Website and app data records:
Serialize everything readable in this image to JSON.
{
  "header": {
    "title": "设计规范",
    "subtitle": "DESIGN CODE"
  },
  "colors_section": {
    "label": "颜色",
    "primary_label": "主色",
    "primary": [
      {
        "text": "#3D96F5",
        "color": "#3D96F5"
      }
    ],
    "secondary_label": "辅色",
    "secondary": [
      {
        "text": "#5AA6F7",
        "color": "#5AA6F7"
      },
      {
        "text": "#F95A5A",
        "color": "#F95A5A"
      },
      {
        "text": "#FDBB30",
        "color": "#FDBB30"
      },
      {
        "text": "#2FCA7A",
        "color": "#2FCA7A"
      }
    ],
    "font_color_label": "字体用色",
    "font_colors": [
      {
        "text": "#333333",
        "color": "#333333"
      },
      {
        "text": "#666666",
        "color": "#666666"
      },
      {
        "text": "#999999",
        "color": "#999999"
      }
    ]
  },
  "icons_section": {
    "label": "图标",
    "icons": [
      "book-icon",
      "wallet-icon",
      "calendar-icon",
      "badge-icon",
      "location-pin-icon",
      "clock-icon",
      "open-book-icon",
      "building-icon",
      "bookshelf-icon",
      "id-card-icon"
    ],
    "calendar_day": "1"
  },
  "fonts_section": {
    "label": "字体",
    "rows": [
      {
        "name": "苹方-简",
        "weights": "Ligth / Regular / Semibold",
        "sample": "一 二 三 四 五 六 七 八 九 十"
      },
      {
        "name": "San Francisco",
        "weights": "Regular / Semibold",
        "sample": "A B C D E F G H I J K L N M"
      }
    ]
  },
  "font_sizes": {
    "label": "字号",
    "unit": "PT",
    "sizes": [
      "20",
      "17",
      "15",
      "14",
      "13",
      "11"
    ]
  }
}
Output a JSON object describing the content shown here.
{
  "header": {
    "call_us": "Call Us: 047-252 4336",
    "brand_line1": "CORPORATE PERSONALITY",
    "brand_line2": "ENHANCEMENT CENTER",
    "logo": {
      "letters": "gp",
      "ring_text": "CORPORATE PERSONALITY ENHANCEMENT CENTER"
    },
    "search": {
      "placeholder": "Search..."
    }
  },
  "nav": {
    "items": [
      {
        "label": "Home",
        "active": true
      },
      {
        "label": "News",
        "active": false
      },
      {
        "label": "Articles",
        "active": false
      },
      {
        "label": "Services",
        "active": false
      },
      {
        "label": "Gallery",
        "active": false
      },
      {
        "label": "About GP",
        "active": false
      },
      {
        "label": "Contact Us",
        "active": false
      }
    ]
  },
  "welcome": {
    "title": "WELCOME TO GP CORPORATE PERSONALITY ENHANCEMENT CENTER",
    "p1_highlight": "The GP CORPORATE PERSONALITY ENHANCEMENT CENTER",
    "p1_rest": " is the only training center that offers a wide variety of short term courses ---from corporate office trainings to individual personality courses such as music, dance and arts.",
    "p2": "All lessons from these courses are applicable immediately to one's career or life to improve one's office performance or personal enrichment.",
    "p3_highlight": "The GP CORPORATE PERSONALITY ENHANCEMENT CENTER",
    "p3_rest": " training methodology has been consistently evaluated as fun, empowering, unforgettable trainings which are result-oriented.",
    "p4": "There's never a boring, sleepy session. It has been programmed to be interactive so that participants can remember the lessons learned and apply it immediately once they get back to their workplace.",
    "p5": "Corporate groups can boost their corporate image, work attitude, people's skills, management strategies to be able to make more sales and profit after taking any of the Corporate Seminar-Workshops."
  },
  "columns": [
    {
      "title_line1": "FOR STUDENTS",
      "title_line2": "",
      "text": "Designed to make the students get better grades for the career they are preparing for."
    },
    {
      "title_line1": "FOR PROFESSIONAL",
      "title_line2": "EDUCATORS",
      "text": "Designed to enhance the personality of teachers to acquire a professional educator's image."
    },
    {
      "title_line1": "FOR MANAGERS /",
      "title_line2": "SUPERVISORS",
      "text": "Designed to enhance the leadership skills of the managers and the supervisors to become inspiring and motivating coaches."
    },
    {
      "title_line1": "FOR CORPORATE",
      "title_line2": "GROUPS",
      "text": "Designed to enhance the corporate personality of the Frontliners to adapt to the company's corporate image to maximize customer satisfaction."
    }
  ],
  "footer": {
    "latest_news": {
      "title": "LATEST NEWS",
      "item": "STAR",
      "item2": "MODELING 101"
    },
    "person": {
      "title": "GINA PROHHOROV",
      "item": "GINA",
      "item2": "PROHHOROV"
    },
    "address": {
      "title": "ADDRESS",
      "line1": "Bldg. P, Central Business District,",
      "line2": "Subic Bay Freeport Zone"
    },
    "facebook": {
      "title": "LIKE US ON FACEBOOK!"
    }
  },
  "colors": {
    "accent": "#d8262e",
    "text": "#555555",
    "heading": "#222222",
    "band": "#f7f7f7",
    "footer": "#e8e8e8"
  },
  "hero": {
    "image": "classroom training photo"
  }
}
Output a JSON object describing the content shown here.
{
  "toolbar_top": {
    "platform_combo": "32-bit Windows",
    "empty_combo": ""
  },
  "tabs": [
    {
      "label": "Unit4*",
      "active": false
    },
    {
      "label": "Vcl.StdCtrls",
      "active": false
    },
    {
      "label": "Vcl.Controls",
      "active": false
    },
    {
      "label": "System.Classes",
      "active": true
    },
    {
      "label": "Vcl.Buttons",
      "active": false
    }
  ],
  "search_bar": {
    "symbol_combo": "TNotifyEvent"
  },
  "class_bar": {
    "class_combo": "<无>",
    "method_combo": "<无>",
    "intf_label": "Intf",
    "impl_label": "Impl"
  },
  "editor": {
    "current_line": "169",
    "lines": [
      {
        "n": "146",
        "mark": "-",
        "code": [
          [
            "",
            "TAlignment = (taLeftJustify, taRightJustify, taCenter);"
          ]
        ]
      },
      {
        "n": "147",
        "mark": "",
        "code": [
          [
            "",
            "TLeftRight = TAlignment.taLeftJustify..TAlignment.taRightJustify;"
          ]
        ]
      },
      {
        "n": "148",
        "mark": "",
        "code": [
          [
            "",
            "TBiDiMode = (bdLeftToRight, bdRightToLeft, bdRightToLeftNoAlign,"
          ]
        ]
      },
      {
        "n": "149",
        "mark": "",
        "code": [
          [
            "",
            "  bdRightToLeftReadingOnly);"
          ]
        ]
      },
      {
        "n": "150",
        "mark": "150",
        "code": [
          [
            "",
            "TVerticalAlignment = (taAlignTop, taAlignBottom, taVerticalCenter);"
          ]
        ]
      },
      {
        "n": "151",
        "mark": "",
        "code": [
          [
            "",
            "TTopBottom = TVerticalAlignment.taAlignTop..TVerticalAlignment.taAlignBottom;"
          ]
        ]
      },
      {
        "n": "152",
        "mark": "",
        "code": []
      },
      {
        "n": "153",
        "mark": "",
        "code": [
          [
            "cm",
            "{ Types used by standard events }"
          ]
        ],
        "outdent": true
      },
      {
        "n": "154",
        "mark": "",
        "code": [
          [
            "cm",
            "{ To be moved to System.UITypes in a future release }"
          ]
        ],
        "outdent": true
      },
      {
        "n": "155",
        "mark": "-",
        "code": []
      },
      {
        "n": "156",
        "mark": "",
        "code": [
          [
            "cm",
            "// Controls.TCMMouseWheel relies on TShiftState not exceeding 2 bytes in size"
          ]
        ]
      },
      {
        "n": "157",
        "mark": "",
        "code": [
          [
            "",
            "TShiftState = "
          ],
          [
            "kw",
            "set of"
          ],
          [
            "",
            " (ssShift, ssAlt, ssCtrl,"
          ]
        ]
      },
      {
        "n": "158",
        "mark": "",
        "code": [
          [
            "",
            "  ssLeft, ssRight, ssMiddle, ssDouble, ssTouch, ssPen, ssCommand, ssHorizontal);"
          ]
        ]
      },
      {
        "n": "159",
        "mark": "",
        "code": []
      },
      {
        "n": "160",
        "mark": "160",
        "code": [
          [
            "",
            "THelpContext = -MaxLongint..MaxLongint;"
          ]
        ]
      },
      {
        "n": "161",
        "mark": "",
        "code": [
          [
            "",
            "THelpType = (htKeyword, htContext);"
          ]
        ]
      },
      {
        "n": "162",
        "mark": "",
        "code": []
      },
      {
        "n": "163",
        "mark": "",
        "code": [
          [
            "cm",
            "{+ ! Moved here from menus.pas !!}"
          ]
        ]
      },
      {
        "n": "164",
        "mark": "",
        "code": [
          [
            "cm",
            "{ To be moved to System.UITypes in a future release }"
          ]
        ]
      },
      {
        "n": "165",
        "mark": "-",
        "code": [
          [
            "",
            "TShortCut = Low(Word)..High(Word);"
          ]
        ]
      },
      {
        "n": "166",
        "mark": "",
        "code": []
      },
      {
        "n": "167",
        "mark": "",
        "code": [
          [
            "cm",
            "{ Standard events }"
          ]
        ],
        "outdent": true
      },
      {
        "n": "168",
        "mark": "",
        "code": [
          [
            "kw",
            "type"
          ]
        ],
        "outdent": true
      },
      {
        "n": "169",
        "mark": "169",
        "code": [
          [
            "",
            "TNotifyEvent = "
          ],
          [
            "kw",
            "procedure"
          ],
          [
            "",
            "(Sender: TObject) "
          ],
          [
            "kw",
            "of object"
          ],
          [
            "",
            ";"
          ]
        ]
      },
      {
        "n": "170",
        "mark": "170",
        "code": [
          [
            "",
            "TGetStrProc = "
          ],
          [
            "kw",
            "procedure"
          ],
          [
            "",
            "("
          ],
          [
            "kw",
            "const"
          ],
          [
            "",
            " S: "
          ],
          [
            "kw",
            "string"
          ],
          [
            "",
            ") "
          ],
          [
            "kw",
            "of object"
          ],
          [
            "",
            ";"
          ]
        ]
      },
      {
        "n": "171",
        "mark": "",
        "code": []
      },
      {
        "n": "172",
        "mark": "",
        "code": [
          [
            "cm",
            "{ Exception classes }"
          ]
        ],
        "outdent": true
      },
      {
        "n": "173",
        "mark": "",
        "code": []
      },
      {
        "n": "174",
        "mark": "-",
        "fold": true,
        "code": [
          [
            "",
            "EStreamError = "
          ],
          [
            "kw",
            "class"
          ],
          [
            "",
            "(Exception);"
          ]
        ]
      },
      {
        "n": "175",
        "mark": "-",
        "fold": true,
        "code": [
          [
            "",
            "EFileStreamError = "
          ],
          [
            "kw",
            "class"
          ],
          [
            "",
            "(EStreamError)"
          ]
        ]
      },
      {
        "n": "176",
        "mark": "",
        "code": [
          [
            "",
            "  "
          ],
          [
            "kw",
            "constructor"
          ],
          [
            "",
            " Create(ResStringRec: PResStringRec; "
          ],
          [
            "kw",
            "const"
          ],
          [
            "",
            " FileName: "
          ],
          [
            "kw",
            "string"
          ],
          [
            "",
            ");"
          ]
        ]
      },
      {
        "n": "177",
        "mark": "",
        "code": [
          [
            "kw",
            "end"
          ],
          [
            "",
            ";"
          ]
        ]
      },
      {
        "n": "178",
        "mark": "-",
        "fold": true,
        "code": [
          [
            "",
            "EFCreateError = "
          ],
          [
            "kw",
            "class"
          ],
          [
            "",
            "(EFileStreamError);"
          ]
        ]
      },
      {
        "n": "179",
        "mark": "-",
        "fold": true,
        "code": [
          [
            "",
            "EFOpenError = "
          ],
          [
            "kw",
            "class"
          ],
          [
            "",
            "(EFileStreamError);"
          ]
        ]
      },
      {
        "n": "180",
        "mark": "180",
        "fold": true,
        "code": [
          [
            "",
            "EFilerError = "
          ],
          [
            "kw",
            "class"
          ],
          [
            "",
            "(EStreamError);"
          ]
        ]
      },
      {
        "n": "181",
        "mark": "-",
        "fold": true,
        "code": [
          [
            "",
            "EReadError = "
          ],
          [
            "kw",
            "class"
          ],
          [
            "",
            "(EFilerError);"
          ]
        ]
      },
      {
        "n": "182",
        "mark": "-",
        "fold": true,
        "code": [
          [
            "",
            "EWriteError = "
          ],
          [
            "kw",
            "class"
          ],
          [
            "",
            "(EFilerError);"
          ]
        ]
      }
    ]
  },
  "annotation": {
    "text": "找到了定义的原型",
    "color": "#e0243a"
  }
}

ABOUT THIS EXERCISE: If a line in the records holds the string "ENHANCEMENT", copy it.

RESPONSE BOX:
    "brand_line2": "ENHANCEMENT CENTER",
      "ring_text": "CORPORATE PERSONALITY ENHANCEMENT CENTER"
    "title": "WELCOME TO GP CORPORATE PERSONALITY ENHANCEMENT CENTER",
    "p1_highlight": "The GP CORPORATE PERSONALITY ENHANCEMENT CENTER",
    "p3_highlight": "The GP CORPORATE PERSONALITY ENHANCEMENT CENTER",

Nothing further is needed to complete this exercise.